=== EXERCISE INPUT ===

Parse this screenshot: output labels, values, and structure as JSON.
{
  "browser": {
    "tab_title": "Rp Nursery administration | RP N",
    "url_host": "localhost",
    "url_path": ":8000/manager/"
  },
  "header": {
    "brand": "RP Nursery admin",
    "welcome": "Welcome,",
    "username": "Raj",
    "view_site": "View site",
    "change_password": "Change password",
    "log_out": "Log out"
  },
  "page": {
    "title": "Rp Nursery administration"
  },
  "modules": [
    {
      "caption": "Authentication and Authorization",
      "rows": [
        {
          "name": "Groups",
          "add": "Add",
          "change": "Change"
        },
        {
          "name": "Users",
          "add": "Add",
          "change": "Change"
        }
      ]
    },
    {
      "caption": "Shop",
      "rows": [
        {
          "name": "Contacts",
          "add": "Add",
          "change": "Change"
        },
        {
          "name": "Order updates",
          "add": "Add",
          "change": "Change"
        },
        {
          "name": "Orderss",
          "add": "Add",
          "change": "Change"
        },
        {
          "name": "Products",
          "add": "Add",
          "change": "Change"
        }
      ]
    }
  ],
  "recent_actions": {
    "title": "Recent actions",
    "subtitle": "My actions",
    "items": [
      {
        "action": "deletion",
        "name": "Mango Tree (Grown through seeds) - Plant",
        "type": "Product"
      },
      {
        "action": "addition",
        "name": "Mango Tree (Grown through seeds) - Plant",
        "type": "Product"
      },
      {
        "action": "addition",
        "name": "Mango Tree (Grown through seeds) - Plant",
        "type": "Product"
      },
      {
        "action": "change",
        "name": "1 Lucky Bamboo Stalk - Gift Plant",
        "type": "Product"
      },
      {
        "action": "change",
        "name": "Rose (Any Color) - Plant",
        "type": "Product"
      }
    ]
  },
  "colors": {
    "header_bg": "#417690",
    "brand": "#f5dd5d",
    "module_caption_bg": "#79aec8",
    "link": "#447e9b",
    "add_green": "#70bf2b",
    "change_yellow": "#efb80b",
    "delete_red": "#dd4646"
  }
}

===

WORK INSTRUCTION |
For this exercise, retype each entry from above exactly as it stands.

RESULT OF THE EXERCISE |
Parse this screenshot: output labels, values, and structure as JSON.
{
  "browser": {
    "tab_title": "Rp Nursery administration | RP N",
    "url_host": "localhost",
    "url_path": ":8000/manager/"
  },
  "header": {
    "brand": "RP Nursery admin",
    "welcome": "Welcome,",
    "username": "Raj",
    "view_site": "View site",
    "change_password": "Change password",
    "log_out": "Log out"
  },
  "page": {
    "title": "Rp Nursery administration"
  },
  "modules": [
    {
      "caption": "Authentication and Authorization",
      "rows": [
        {
          "name": "Groups",
          "add": "Add",
          "change": "Change"
        },
        {
          "name": "Users",
          "add": "Add",
          "change": "Change"
        }
      ]
    },
    {
      "caption": "Shop",
      "rows": [
        {
          "name": "Contacts",
          "add": "Add",
          "change": "Change"
        },
        {
          "name": "Order updates",
          "add": "Add",
          "change": "Change"
        },
        {
          "name": "Orderss",
          "add": "Add",
          "change": "Change"
        },
        {
          "name": "Products",
          "add": "Add",
          "change": "Change"
        }
      ]
    }
  ],
  "recent_actions": {
    "title": "Recent actions",
    "subtitle": "My actions",
    "items": [
      {
        "action": "deletion",
        "name": "Mango Tree (Grown through seeds) - Plant",
        "type": "Product"
      },
      {
        "action": "addition",
        "name": "Mango Tree (Grown through seeds) - Plant",
        "type": "Product"
      },
      {
        "action": "addition",
        "name": "Mango Tree (Grown through seeds) - Plant",
        "type": "Product"
      },
      {
        "action": "change",
        "name": "1 Lucky Bamboo Stalk - Gift Plant",
        "type": "Product"
      },
      {
        "action": "change",
        "name": "Rose (Any Color) - Plant",
        "type": "Product"
      }
    ]
  },
  "colors": {
    "header_bg": "#417690",
    "brand": "#f5dd5d",
    "module_caption_bg": "#79aec8",
    "link": "#447e9b",
    "add_green": "#70bf2b",
    "change_yellow": "#efb80b",
    "delete_red": "#dd4646"
  }
}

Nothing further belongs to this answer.